Every record must be repeated exactly; omit any pictures they contain.

== == ==

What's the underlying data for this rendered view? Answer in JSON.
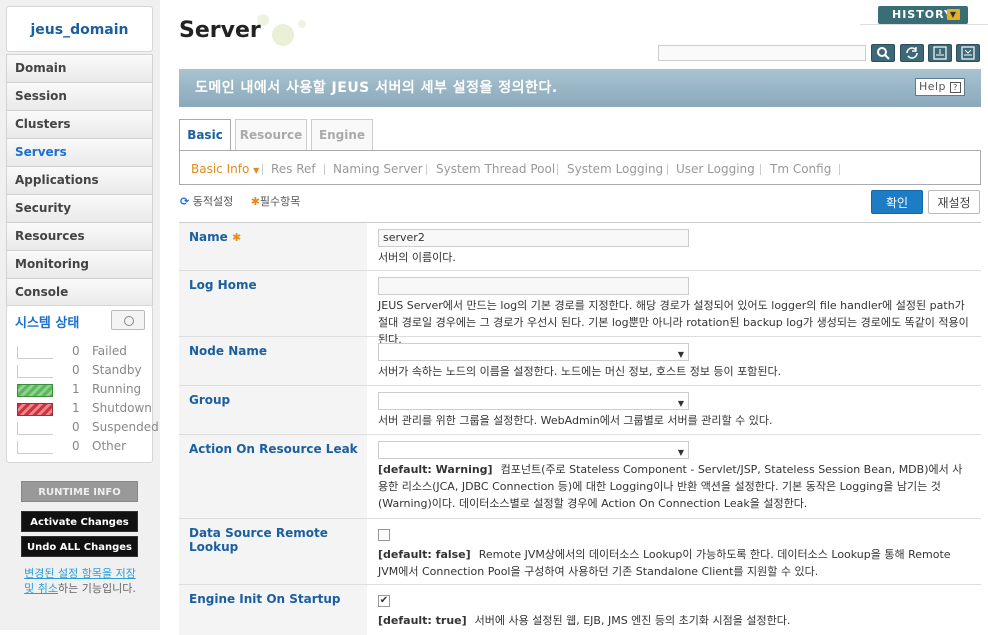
{
  "domain": "jeus_domain",
  "nav": [
    "Domain",
    "Session",
    "Clusters",
    "Servers",
    "Applications",
    "Security",
    "Resources",
    "Monitoring",
    "Console"
  ],
  "active_nav": "Servers",
  "system_status": {
    "title": "시스템 상태",
    "rows": [
      {
        "count": "0",
        "label": "Failed"
      },
      {
        "count": "0",
        "label": "Standby"
      },
      {
        "count": "1",
        "label": "Running"
      },
      {
        "count": "1",
        "label": "Shutdown"
      },
      {
        "count": "0",
        "label": "Suspended"
      },
      {
        "count": "0",
        "label": "Other"
      }
    ]
  },
  "runtime_info": "RUNTIME INFO",
  "activate_changes": "Activate Changes",
  "undo_all_changes": "Undo ALL Changes",
  "undo_note": {
    "link": "변경된 설정 항목을 저장 및 취소",
    "rest": "하는 기능입니다."
  },
  "page_title": "Server",
  "history": "HISTORY",
  "banner": "도메인 내에서 사용할 JEUS 서버의 세부 설정을 정의한다.",
  "help": "Help",
  "tabs": [
    "Basic",
    "Resource",
    "Engine"
  ],
  "subtabs": [
    "Basic Info",
    "Res Ref",
    "Naming Server",
    "System Thread Pool",
    "System Logging",
    "User Logging",
    "Tm Config"
  ],
  "legend": {
    "sync": "동적설정",
    "required": "필수항목"
  },
  "buttons": {
    "ok": "확인",
    "reset": "재설정"
  },
  "fields": {
    "name": {
      "label": "Name",
      "value": "server2",
      "desc": "서버의 이름이다."
    },
    "log_home": {
      "label": "Log Home",
      "value": "",
      "desc": "JEUS Server에서 만드는 log의 기본 경로를 지정한다. 해당 경로가 설정되어 있어도 logger의 file handler에 설정된 path가 절대 경로일 경우에는 그 경로가 우선시 된다. 기본 log뿐만 아니라 rotation된 backup log가 생성되는 경로에도 똑같이 적용이 된다."
    },
    "node_name": {
      "label": "Node Name",
      "value": "",
      "desc": "서버가 속하는 노드의 이름을 설정한다. 노드에는 머신 정보, 호스트 정보 등이 포함된다."
    },
    "group": {
      "label": "Group",
      "value": "",
      "desc": "서버 관리를 위한 그룹을 설정한다. WebAdmin에서 그룹별로 서버를 관리할 수 있다."
    },
    "action_on_resource_leak": {
      "label": "Action On Resource Leak",
      "value": "",
      "default": "[default: Warning]",
      "desc": "컴포넌트(주로 Stateless Component - Servlet/JSP, Stateless Session Bean, MDB)에서 사용한 리소스(JCA, JDBC Connection 등)에 대한 Logging이나 반환 액션을 설정한다. 기본 동작은 Logging을 남기는 것(Warning)이다. 데이터소스별로 설정할 경우에 Action On Connection Leak을 설정한다."
    },
    "data_source_remote_lookup": {
      "label": "Data Source Remote Lookup",
      "checked": false,
      "default": "[default: false]",
      "desc": "Remote JVM상에서의 데이터소스 Lookup이 가능하도록 한다. 데이터소스 Lookup을 통해 Remote JVM에서 Connection Pool을 구성하여 사용하던 기존 Standalone Client를 지원할 수 있다."
    },
    "engine_init_on_startup": {
      "label": "Engine Init On Startup",
      "checked": true,
      "default": "[default: true]",
      "desc": "서버에 사용 설정된 웹, EJB, JMS 엔진 등의 초기화 시점을 설정한다."
    }
  },
  "colors": {
    "accent": "#1b6fd0",
    "active_subtab": "#e08b1d",
    "banner": "#9bb6c6",
    "ok_button": "#1d7cc6"
  }
}
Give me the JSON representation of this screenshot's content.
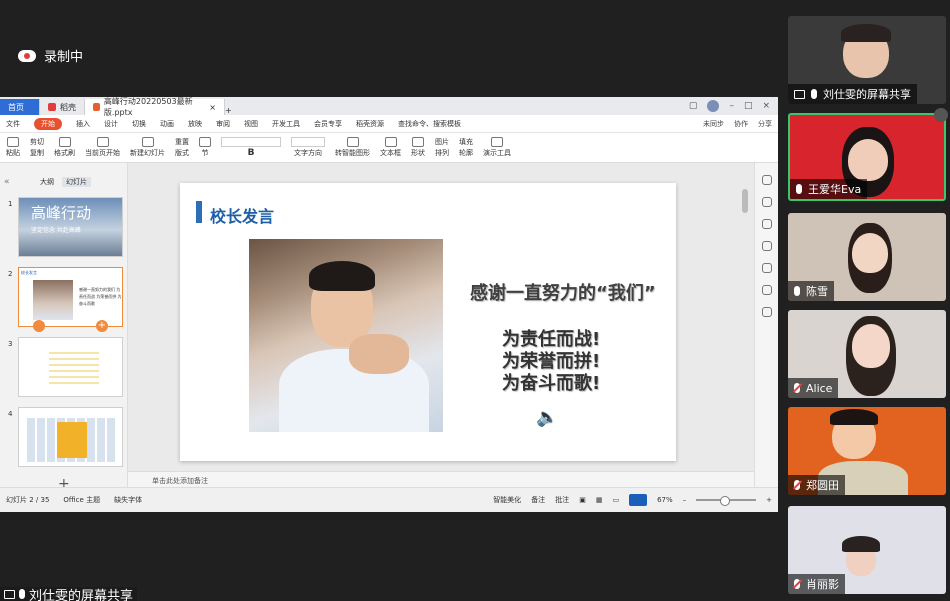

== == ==

■ ANSWER TO THIS EXERCISE:
What's the underlying data for this rendered view? Answer in JSON.
{
  "domain": "jeus_domain",
  "nav": [
    "Domain",
    "Session",
    "Clusters",
    "Servers",
    "Applications",
    "Security",
    "Resources",
    "Monitoring",
    "Console"
  ],
  "active_nav": "Servers",
  "system_status": {
    "title": "시스템 상태",
    "rows": [
      {
        "count": "0",
        "label": "Failed"
      },
      {
        "count": "0",
        "label": "Standby"
      },
      {
        "count": "1",
        "label": "Running"
      },
      {
        "count": "1",
        "label": "Shutdown"
      },
      {
        "count": "0",
        "label": "Suspended"
      },
      {
        "count": "0",
        "label": "Other"
      }
    ]
  },
  "runtime_info": "RUNTIME INFO",
  "activate_changes": "Activate Changes",
  "undo_all_changes": "Undo ALL Changes",
  "undo_note": {
    "link": "변경된 설정 항목을 저장 및 취소",
    "rest": "하는 기능입니다."
  },
  "page_title": "Server",
  "history": "HISTORY",
  "banner": "도메인 내에서 사용할 JEUS 서버의 세부 설정을 정의한다.",
  "help": "Help",
  "tabs": [
    "Basic",
    "Resource",
    "Engine"
  ],
  "subtabs": [
    "Basic Info",
    "Res Ref",
    "Naming Server",
    "System Thread Pool",
    "System Logging",
    "User Logging",
    "Tm Config"
  ],
  "legend": {
    "sync": "동적설정",
    "required": "필수항목"
  },
  "buttons": {
    "ok": "확인",
    "reset": "재설정"
  },
  "fields": {
    "name": {
      "label": "Name",
      "value": "server2",
      "desc": "서버의 이름이다."
    },
    "log_home": {
      "label": "Log Home",
      "value": "",
      "desc": "JEUS Server에서 만드는 log의 기본 경로를 지정한다. 해당 경로가 설정되어 있어도 logger의 file handler에 설정된 path가 절대 경로일 경우에는 그 경로가 우선시 된다. 기본 log뿐만 아니라 rotation된 backup log가 생성되는 경로에도 똑같이 적용이 된다."
    },
    "node_name": {
      "label": "Node Name",
      "value": "",
      "desc": "서버가 속하는 노드의 이름을 설정한다. 노드에는 머신 정보, 호스트 정보 등이 포함된다."
    },
    "group": {
      "label": "Group",
      "value": "",
      "desc": "서버 관리를 위한 그룹을 설정한다. WebAdmin에서 그룹별로 서버를 관리할 수 있다."
    },
    "action_on_resource_leak": {
      "label": "Action On Resource Leak",
      "value": "",
      "default": "[default: Warning]",
      "desc": "컴포넌트(주로 Stateless Component - Servlet/JSP, Stateless Session Bean, MDB)에서 사용한 리소스(JCA, JDBC Connection 등)에 대한 Logging이나 반환 액션을 설정한다. 기본 동작은 Logging을 남기는 것(Warning)이다. 데이터소스별로 설정할 경우에 Action On Connection Leak을 설정한다."
    },
    "data_source_remote_lookup": {
      "label": "Data Source Remote Lookup",
      "checked": false,
      "default": "[default: false]",
      "desc": "Remote JVM상에서의 데이터소스 Lookup이 가능하도록 한다. 데이터소스 Lookup을 통해 Remote JVM에서 Connection Pool을 구성하여 사용하던 기존 Standalone Client를 지원할 수 있다."
    },
    "engine_init_on_startup": {
      "label": "Engine Init On Startup",
      "checked": true,
      "default": "[default: true]",
      "desc": "서버에 사용 설정된 웹, EJB, JMS 엔진 등의 초기화 시점을 설정한다."
    }
  },
  "colors": {
    "accent": "#1b6fd0",
    "active_subtab": "#e08b1d",
    "banner": "#9bb6c6",
    "ok_button": "#1d7cc6"
  }
}
Give me the JSON representation of this screenshot's content.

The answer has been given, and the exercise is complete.